Exercise prompt: The reply must be the number of lines in the following material that include the word "photo", and nothing more.

Task data:
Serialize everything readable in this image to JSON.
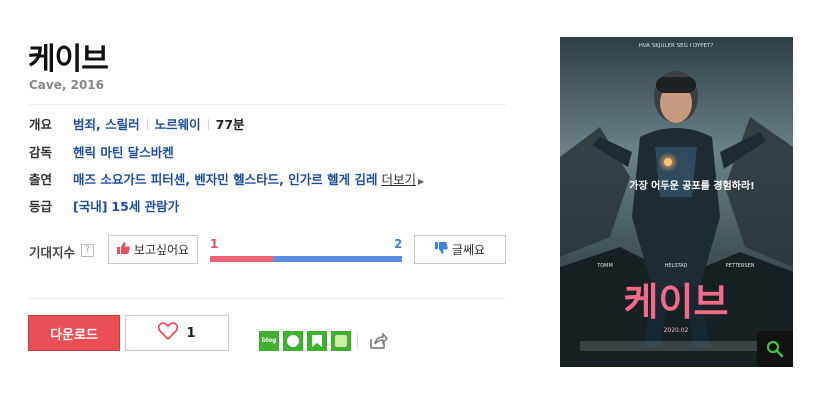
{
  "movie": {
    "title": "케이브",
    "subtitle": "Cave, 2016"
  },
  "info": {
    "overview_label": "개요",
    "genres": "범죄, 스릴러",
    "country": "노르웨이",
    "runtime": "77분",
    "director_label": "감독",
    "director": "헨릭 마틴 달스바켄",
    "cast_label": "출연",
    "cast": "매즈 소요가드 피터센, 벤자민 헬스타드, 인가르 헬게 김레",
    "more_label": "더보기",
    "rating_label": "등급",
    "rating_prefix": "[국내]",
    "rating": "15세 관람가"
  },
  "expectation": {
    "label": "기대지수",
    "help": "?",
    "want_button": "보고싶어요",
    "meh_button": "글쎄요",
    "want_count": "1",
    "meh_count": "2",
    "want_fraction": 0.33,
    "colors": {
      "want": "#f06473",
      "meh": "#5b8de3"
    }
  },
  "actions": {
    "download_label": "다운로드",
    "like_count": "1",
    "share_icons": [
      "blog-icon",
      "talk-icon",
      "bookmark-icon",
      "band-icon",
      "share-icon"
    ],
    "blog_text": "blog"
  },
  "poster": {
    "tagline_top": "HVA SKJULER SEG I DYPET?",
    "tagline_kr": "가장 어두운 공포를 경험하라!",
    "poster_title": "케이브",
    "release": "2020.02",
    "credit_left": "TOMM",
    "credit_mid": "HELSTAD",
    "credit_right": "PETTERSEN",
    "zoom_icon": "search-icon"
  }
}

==

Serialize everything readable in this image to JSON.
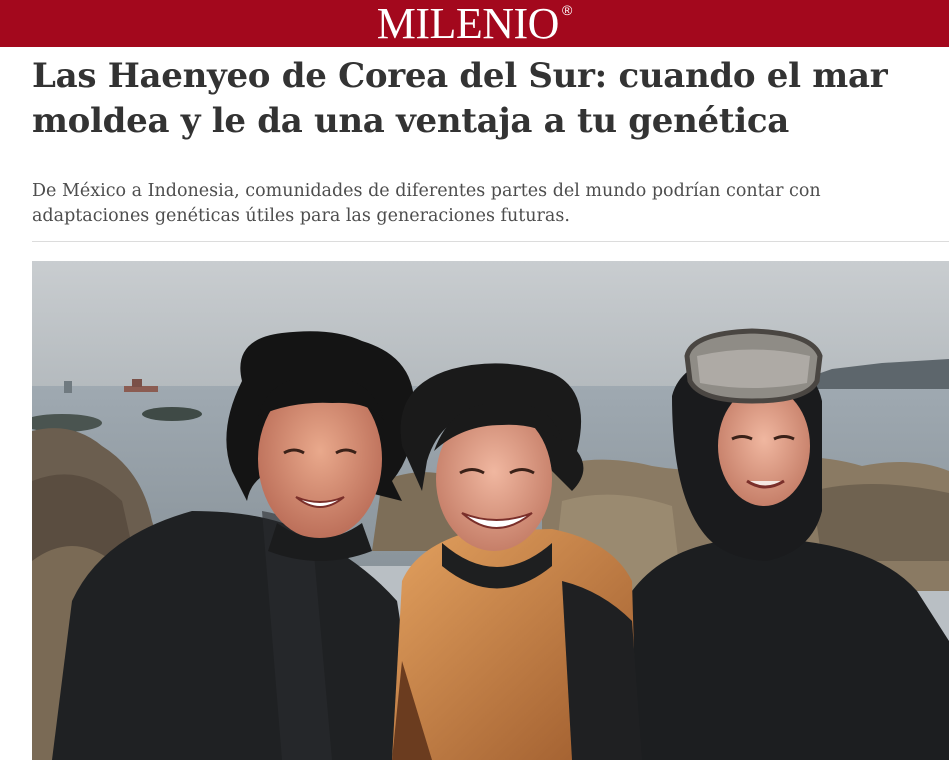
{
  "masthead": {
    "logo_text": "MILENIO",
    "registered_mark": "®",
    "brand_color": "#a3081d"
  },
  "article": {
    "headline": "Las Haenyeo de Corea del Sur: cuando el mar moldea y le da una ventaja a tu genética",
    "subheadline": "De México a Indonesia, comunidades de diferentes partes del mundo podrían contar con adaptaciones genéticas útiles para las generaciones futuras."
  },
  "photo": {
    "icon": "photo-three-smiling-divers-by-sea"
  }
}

Answer space: 2